Sometimes, when you put pumped breast milk in the fridge, it separates so that there is a fatty layer on top and a watery layer at the bottom. This is totally normal! Here’s everything you need to know about watery breast milk.
Is breast milk separating normal?
Yes. The below photo is a good illustration of how normal breast milk looks after a few hours in the refrigerator:
Here, you can see that the milk separates, with is a layer of fat/cream on top, and a more watery layer of breast milk on the bottom.
(You may want to mix the layers when it’s time to feed a bottle of this milk to your baby. I’ve found that warming and swirling the milk works well.)
What determines how much fat is in your breast milk?
The primary factor that determines breast milk fat content is how empty the breast is.
The more empty the breast, the fattier the milk.
The fuller the breast, the lower the fat content of the milk.
Therefore, milk that is expressed at the beginning of a nursing or pumping session tends to be more watery than milk expressed at the end. (However, if sessions occur close together – and the breast doesn’t have time to refill – this may not always be true.)
Breast milk that is expressed at the start of a nursing or pumping session is called foremilk, while the milk at the end of the session is called hindmilk.
Are foremilk and hindmilk different kinds of milk?
The fat content in breast milk changes over the course of a nursing or pumping session because of how milk is stored in the breast. As your breasts produce milk, the fat globules in the milk stick to each other as well as to the alveoli.
When milk is expressed, the less sticky parts (i.e., the watery, less fatty parts) flow out first. As the feeding or pumping sessions progresses, more fat globules dislodge and flow out, resulting in fattier and fattier milk.
Is watery breast milk good for your baby?
In a word, yes. Both fatty milk and watery/less fatty milk are good for your baby, and it’s important that your baby gets both.
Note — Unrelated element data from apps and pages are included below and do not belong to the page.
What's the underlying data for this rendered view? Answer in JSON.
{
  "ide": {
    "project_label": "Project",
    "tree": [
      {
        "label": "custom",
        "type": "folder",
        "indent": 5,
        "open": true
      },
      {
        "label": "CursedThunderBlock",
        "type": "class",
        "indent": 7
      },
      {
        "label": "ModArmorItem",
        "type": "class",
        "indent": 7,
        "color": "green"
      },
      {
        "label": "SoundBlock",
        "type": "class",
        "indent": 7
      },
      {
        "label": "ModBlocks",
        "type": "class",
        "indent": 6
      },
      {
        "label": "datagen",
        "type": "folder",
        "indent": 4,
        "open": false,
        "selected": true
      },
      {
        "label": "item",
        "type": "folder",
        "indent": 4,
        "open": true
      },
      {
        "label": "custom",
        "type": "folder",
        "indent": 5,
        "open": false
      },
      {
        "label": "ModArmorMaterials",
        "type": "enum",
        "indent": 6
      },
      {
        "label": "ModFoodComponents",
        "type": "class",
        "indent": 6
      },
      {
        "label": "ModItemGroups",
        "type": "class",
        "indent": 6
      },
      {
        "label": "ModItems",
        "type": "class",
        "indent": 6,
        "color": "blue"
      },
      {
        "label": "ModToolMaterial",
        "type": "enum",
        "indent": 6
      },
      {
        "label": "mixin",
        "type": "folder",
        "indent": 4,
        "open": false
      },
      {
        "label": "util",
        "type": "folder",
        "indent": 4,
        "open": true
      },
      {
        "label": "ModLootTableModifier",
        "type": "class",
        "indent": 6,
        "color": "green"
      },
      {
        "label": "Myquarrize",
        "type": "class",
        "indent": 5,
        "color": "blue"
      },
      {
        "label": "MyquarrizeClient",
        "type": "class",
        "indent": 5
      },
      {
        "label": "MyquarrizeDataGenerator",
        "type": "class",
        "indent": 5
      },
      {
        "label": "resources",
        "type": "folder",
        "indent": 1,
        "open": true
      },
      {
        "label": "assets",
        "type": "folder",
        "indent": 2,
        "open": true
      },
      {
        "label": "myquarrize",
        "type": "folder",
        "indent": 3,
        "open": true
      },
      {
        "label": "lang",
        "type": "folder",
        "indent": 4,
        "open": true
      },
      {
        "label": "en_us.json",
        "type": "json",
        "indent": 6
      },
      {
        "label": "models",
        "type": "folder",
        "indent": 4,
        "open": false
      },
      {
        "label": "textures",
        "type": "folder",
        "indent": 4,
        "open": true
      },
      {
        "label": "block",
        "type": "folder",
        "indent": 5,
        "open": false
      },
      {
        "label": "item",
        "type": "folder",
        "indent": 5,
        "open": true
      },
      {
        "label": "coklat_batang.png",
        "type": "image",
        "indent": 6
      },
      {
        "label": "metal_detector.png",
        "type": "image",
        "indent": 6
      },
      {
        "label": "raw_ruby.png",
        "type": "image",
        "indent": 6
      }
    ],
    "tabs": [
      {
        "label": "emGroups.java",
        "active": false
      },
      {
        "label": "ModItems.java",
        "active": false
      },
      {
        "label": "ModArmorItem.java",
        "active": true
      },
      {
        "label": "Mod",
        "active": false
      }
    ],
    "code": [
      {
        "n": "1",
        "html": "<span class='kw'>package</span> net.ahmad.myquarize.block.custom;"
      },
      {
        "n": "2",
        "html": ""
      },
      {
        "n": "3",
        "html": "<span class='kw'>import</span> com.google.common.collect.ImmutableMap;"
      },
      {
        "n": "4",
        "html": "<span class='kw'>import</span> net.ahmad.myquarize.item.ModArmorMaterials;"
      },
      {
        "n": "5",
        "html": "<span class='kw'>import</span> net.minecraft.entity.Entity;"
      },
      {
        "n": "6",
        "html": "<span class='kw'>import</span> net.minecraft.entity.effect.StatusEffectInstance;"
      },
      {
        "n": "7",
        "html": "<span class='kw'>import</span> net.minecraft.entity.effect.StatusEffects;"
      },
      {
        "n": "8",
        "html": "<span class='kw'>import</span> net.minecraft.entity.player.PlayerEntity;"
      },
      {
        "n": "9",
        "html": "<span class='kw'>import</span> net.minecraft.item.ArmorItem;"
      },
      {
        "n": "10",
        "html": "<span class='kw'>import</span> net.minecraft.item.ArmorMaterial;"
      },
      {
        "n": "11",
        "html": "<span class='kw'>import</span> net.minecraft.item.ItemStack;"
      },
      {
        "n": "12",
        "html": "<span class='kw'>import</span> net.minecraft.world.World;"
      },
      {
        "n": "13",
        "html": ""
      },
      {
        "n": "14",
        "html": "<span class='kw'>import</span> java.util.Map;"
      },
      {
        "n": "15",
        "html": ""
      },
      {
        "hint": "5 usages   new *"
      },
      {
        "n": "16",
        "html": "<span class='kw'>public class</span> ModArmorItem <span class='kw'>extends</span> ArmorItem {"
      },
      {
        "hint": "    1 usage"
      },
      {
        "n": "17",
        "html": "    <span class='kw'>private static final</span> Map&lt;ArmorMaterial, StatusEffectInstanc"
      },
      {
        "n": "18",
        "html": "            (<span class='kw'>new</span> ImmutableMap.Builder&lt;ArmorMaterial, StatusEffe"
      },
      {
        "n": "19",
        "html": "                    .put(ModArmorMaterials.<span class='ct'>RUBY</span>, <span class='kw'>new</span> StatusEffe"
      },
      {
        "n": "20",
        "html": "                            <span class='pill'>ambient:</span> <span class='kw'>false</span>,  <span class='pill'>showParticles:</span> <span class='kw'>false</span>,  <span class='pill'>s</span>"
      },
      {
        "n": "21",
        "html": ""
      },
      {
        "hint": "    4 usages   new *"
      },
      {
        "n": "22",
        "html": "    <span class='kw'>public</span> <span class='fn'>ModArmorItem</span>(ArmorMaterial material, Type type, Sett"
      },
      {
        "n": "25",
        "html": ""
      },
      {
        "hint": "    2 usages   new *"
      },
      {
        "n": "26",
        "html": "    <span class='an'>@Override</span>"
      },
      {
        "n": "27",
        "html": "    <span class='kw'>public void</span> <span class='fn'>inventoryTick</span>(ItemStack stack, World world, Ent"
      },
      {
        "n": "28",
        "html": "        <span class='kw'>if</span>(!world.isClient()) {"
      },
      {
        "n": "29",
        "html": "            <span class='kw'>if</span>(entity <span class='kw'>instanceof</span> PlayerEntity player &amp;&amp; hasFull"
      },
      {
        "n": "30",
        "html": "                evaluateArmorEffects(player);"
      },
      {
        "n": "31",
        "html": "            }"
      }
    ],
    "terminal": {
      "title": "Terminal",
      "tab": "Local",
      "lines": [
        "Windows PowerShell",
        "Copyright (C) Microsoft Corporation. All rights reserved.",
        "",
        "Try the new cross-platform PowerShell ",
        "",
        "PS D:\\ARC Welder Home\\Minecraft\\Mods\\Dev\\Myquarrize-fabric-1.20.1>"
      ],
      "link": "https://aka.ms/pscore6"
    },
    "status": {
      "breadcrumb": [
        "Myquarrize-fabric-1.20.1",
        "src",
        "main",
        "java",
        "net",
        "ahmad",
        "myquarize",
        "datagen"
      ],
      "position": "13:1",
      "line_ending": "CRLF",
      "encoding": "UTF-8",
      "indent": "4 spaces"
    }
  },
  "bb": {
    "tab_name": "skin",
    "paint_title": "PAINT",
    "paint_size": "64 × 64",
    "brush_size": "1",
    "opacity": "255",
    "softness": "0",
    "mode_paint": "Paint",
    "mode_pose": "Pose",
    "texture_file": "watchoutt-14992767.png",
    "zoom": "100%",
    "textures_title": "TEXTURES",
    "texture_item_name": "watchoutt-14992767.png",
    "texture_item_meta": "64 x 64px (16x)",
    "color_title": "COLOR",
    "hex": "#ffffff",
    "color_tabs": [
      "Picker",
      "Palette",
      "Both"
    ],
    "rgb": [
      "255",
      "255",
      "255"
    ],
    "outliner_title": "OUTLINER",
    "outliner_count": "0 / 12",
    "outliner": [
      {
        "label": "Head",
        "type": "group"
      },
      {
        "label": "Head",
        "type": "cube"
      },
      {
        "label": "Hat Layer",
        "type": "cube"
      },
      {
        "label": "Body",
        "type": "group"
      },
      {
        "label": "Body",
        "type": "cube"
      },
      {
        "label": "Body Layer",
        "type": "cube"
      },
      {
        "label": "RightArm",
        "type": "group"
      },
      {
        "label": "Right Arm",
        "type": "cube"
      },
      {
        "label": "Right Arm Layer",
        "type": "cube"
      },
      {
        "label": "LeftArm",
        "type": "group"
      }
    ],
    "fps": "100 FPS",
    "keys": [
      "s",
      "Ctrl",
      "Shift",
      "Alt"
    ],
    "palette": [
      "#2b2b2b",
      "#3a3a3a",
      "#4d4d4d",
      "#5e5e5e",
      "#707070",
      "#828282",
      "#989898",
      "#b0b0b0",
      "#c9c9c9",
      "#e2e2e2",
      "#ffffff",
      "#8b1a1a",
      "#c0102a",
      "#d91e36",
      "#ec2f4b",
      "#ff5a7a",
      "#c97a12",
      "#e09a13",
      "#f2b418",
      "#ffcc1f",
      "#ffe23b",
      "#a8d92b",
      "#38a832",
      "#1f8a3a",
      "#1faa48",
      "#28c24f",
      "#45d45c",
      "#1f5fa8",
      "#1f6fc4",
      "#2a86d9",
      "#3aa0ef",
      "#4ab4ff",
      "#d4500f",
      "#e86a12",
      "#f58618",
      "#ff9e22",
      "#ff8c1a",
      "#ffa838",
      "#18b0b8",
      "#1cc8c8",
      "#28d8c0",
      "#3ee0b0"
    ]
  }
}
(Think about when you’re eating a meal – most of the time, you want both substance to fill you up and a drink to stay hydrated. If you only have one or the other, you might be uncomfortable or unsatisfied.)
If your baby gets too much watery milk, that can cause an issue called foremilk/hindmilk imbalance. This can happen, as an example, if your baby is nursing and switching breasts, so that he fills up on the foremilk on both sides before getting to the hindmilk in either.
Can eating different foods help you make fattier breast milk?
The research shows that what you eat has little or no effect on the amount of fat or calories in your breast milk – women in famine conditions produce milk that provides optimal nutrition for their babies.
However, what you eat may affect the types of fat in your milk.
For example, a study of rural and urban mothers living in South Africa who ate significantly different diets found that the milk composition of the two groups was also different. The rural women ate a traditional diet low in animal proteins and fats, while the urban women ate a more westernized diet. Their milk had different percentages of monounsaturated fatty acids based on what they ate.
What does this mean? Eating more fat or certain types of food won’t increase the amount of fat in your milk. However, the types of fat you eat can affect the types of fat in your breast milk.
(In short, just eat healthfully/normally. You don’t need to eat a certain diet for your baby to get the benefits of your breast milk.)
Is there anything you CAN do to increase hindmilk?
Most of the time, this isn’t something to worry about. If your baby is happy and growing well, you don’t need to worry about increasing hindmilk based on what your milk looks like when it separates. (Meaning a thin layer of cream is not necessarily something to be concerned about if your baby is fine.)
However, if you are concerned that foremilk/hindmilk imbalance may be an issue for you, there are some things that you can do.
If you’re a nursing mother, you may want to try block feeding.
If you’re exclusively pumping, you may want to see if longer pumping sessions (perhaps less frequently) help. Since the milk you express is fattier when your breasts are less full, the emptier you can get your breasts, the fattier the milk you’ll get.
Hopefully this helps answer any questions you have about watery breast milk! Let me know if you have any questions in the comments.References
- Bonyata, Kelly, IBCLC. “What affects the amount of fat or calories in mom’s milk?” https://kellymom.com/nutrition/milk/change-milkfat/
- La Leche League GB. “Breastfeeding and a Mother’s Diet: Myths and Facts.” https://www.laleche.org.uk/breastfeeding-and-a-mothers-diet-myths-and-facts/
- van der Westhuyzen, J. “Fatty acid composition of human milk from South African black mothers consuming a traditional maize diet.” https://pubmed.ncbi.nlm.nih.gov/3383825/